---- Provided data

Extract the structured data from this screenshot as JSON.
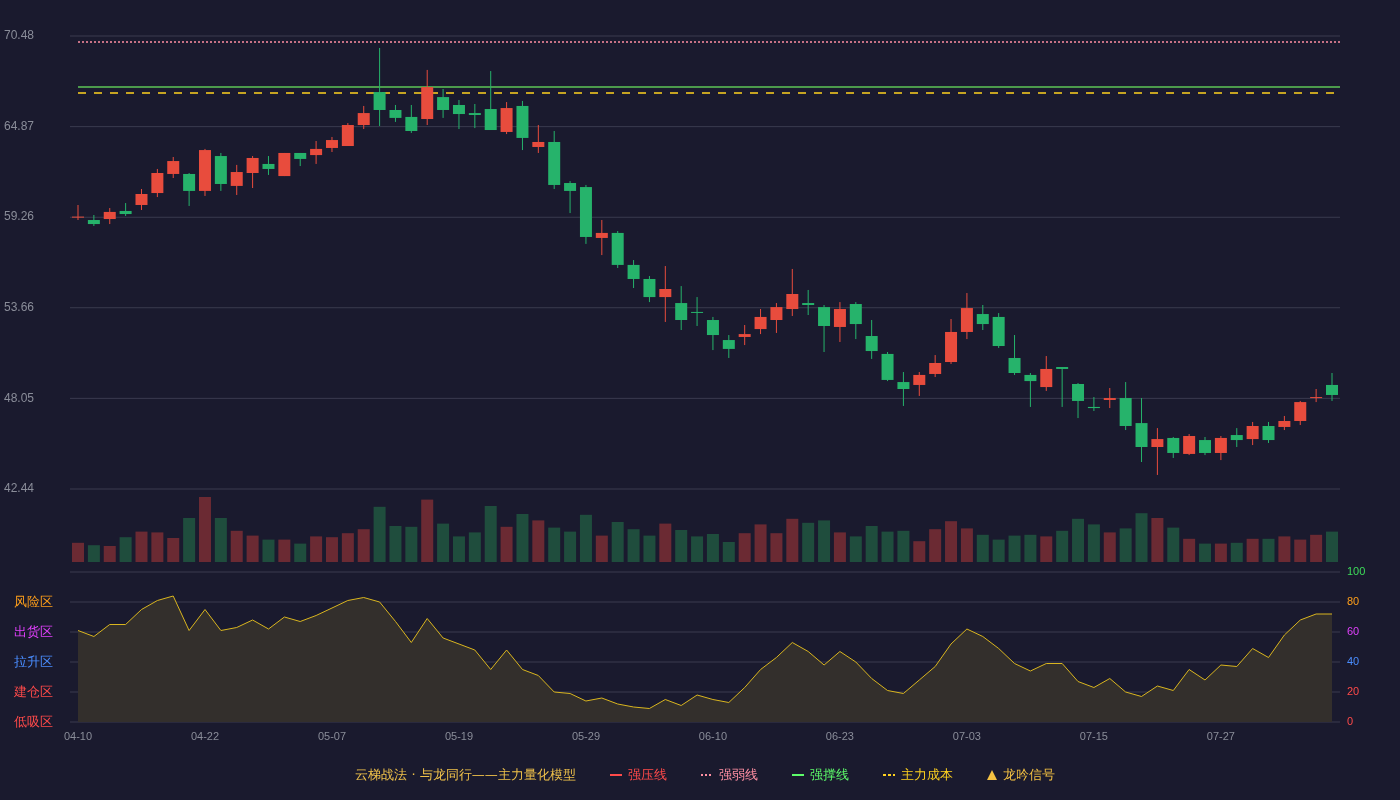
{
  "price_chart": {
    "chart_data": {
      "type": "candlestick",
      "grid": true,
      "ylim": [
        42.44,
        70.48
      ],
      "yticks": [
        70.48,
        64.87,
        59.26,
        53.66,
        48.05,
        42.44
      ],
      "categories": [
        null,
        null,
        null,
        null,
        null,
        null,
        null,
        null,
        null,
        null,
        null,
        null,
        null,
        null,
        null,
        null,
        null,
        null,
        null,
        null,
        null,
        null,
        null,
        null,
        null,
        null,
        null,
        null,
        null,
        null,
        null,
        null,
        null,
        null,
        null,
        null,
        null,
        null,
        null,
        null,
        null,
        null,
        null,
        null,
        null,
        null,
        null,
        null,
        null,
        null,
        null,
        null,
        null,
        null,
        null,
        null,
        null,
        null,
        null,
        null,
        null,
        null,
        null,
        null,
        null,
        null,
        null,
        null,
        null,
        null,
        null,
        null,
        null,
        null,
        null,
        null,
        null,
        null,
        null,
        null
      ],
      "ohlc": [
        [
          59.26,
          60.02,
          59.09,
          59.3
        ],
        [
          59.09,
          59.4,
          58.72,
          58.84
        ],
        [
          59.15,
          59.83,
          58.84,
          59.59
        ],
        [
          59.65,
          60.14,
          59.34,
          59.46
        ],
        [
          60.02,
          61.01,
          59.71,
          60.7
        ],
        [
          60.76,
          62.25,
          60.51,
          62.0
        ],
        [
          61.94,
          62.99,
          61.69,
          62.74
        ],
        [
          61.94,
          62.0,
          59.96,
          60.89
        ],
        [
          60.89,
          63.49,
          60.58,
          63.42
        ],
        [
          63.05,
          63.24,
          60.89,
          61.32
        ],
        [
          61.2,
          62.5,
          60.64,
          62.06
        ],
        [
          62.0,
          63.05,
          61.07,
          62.93
        ],
        [
          62.56,
          63.05,
          61.88,
          62.25
        ],
        [
          61.81,
          63.24,
          61.81,
          63.24
        ],
        [
          63.24,
          63.24,
          62.43,
          62.87
        ],
        [
          63.11,
          63.98,
          62.56,
          63.49
        ],
        [
          63.55,
          64.23,
          63.3,
          64.04
        ],
        [
          63.67,
          65.09,
          63.67,
          64.97
        ],
        [
          64.97,
          66.15,
          64.72,
          65.71
        ],
        [
          67.01,
          69.74,
          64.91,
          65.9
        ],
        [
          65.9,
          66.21,
          65.16,
          65.41
        ],
        [
          65.47,
          66.21,
          64.48,
          64.6
        ],
        [
          65.34,
          68.38,
          64.97,
          67.32
        ],
        [
          66.7,
          67.2,
          65.41,
          65.9
        ],
        [
          66.21,
          66.52,
          64.72,
          65.65
        ],
        [
          65.71,
          66.27,
          64.78,
          65.59
        ],
        [
          65.96,
          68.31,
          64.66,
          64.66
        ],
        [
          64.54,
          66.39,
          64.41,
          66.02
        ],
        [
          66.15,
          66.46,
          63.42,
          64.17
        ],
        [
          63.61,
          64.97,
          63.24,
          63.92
        ],
        [
          63.92,
          64.6,
          61.01,
          61.26
        ],
        [
          61.38,
          61.5,
          59.52,
          60.89
        ],
        [
          61.13,
          61.26,
          57.61,
          58.04
        ],
        [
          57.98,
          59.09,
          56.92,
          58.29
        ],
        [
          58.29,
          58.41,
          56.12,
          56.31
        ],
        [
          56.31,
          56.61,
          54.88,
          55.44
        ],
        [
          55.44,
          55.62,
          54.01,
          54.32
        ],
        [
          54.32,
          56.24,
          52.78,
          54.82
        ],
        [
          53.95,
          55.0,
          52.28,
          52.9
        ],
        [
          53.4,
          54.32,
          52.53,
          53.37
        ],
        [
          52.9,
          53.09,
          51.04,
          51.97
        ],
        [
          51.66,
          51.97,
          50.55,
          51.11
        ],
        [
          51.85,
          52.59,
          51.35,
          52.03
        ],
        [
          52.34,
          53.58,
          52.03,
          53.09
        ],
        [
          52.9,
          53.95,
          52.1,
          53.7
        ],
        [
          53.58,
          56.06,
          53.15,
          54.51
        ],
        [
          53.95,
          54.76,
          53.21,
          53.83
        ],
        [
          53.7,
          53.83,
          50.92,
          52.53
        ],
        [
          52.47,
          54.01,
          51.54,
          53.58
        ],
        [
          53.89,
          54.01,
          51.72,
          52.65
        ],
        [
          51.91,
          52.9,
          50.49,
          50.98
        ],
        [
          50.8,
          50.92,
          49.12,
          49.19
        ],
        [
          49.06,
          49.68,
          47.58,
          48.63
        ],
        [
          48.88,
          49.68,
          48.2,
          49.5
        ],
        [
          49.56,
          50.73,
          49.37,
          50.24
        ],
        [
          50.3,
          52.96,
          50.18,
          52.16
        ],
        [
          52.16,
          54.57,
          51.72,
          53.64
        ],
        [
          53.27,
          53.83,
          52.28,
          52.65
        ],
        [
          53.09,
          53.33,
          51.17,
          51.29
        ],
        [
          50.55,
          51.97,
          49.5,
          49.62
        ],
        [
          49.5,
          49.62,
          47.52,
          49.12
        ],
        [
          48.75,
          50.67,
          48.51,
          49.87
        ],
        [
          49.99,
          49.99,
          47.52,
          49.87
        ],
        [
          48.94,
          49.0,
          46.83,
          47.89
        ],
        [
          47.52,
          48.13,
          47.27,
          47.45
        ],
        [
          47.95,
          48.69,
          47.45,
          48.07
        ],
        [
          48.07,
          49.06,
          46.09,
          46.34
        ],
        [
          46.52,
          48.07,
          44.11,
          45.04
        ],
        [
          45.04,
          46.21,
          43.31,
          45.53
        ],
        [
          45.6,
          45.66,
          44.36,
          44.67
        ],
        [
          44.61,
          45.84,
          44.54,
          45.72
        ],
        [
          45.47,
          45.66,
          44.54,
          44.67
        ],
        [
          44.67,
          45.72,
          44.23,
          45.6
        ],
        [
          45.78,
          46.21,
          45.04,
          45.47
        ],
        [
          45.53,
          46.59,
          45.16,
          46.34
        ],
        [
          46.34,
          46.59,
          45.29,
          45.47
        ],
        [
          46.28,
          46.96,
          46.09,
          46.65
        ],
        [
          46.65,
          47.89,
          46.4,
          47.82
        ],
        [
          48.07,
          48.63,
          47.82,
          48.13
        ],
        [
          48.88,
          49.62,
          47.89,
          48.26
        ]
      ],
      "ref_lines": [
        {
          "axis": "y",
          "value": 70.11,
          "color": "#ff8fa3"
        },
        {
          "axis": "y",
          "value": 67.32,
          "color": "#4c9a4c"
        },
        {
          "axis": "y",
          "value": 66.95,
          "color": "#ffd21f"
        }
      ]
    }
  },
  "oscillator": {
    "chart_data": {
      "type": "area",
      "grid": true,
      "ylim": [
        0,
        100
      ],
      "categories": [
        "04-10",
        null,
        null,
        null,
        null,
        null,
        null,
        null,
        "04-22",
        null,
        null,
        null,
        null,
        null,
        null,
        null,
        "05-07",
        null,
        null,
        null,
        null,
        null,
        null,
        null,
        "05-19",
        null,
        null,
        null,
        null,
        null,
        null,
        null,
        "05-29",
        null,
        null,
        null,
        null,
        null,
        null,
        null,
        "06-10",
        null,
        null,
        null,
        null,
        null,
        null,
        null,
        "06-23",
        null,
        null,
        null,
        null,
        null,
        null,
        null,
        "07-03",
        null,
        null,
        null,
        null,
        null,
        null,
        null,
        "07-15",
        null,
        null,
        null,
        null,
        null,
        null,
        null,
        "07-27",
        null,
        null,
        null,
        null,
        null,
        null,
        null
      ],
      "yticks": [
        {
          "value": 100,
          "label": "100"
        },
        {
          "value": 80,
          "label": "80"
        },
        {
          "value": 60,
          "label": "60"
        },
        {
          "value": 40,
          "label": "40"
        },
        {
          "value": 20,
          "label": "20"
        },
        {
          "value": 0,
          "label": "0"
        }
      ],
      "series": [
        {
          "color": "#d9b51f",
          "values": [
            61,
            57,
            65,
            65,
            75,
            81,
            84,
            61,
            75,
            61,
            63,
            68,
            62,
            70,
            67,
            71,
            76,
            81,
            83,
            80,
            67,
            53,
            69,
            56,
            52,
            48,
            35,
            48,
            35,
            31,
            20,
            19,
            14,
            16,
            12,
            10,
            9,
            15,
            11,
            18,
            15,
            13,
            23,
            35,
            43,
            53,
            47,
            38,
            47,
            40,
            29,
            21,
            19,
            28,
            37,
            52,
            62,
            57,
            49,
            39,
            34,
            39,
            39,
            27,
            23,
            29,
            20,
            17,
            24,
            21,
            35,
            28,
            38,
            37,
            49,
            43,
            58,
            68,
            72,
            72
          ]
        }
      ]
    },
    "zones": [
      {
        "label": "风险区"
      },
      {
        "label": "出货区"
      },
      {
        "label": "拉升区"
      },
      {
        "label": "建仓区"
      },
      {
        "label": "低吸区"
      }
    ]
  },
  "legend": {
    "title": "云梯战法 · 与龙同行——主力量化模型",
    "items": [
      {
        "label": "强压线",
        "kind": "solid",
        "color": "#ff4a4a"
      },
      {
        "label": "强弱线",
        "kind": "dotted",
        "color": "#ff8fa3"
      },
      {
        "label": "强撑线",
        "kind": "solid",
        "color": "#5dfc6a"
      },
      {
        "label": "主力成本",
        "kind": "dashed",
        "color": "#ffd21f"
      },
      {
        "label": "龙吟信号",
        "kind": "triangle",
        "color": "#f5c242"
      }
    ]
  }
}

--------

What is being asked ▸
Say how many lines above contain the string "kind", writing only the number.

Answer for the task ▸
5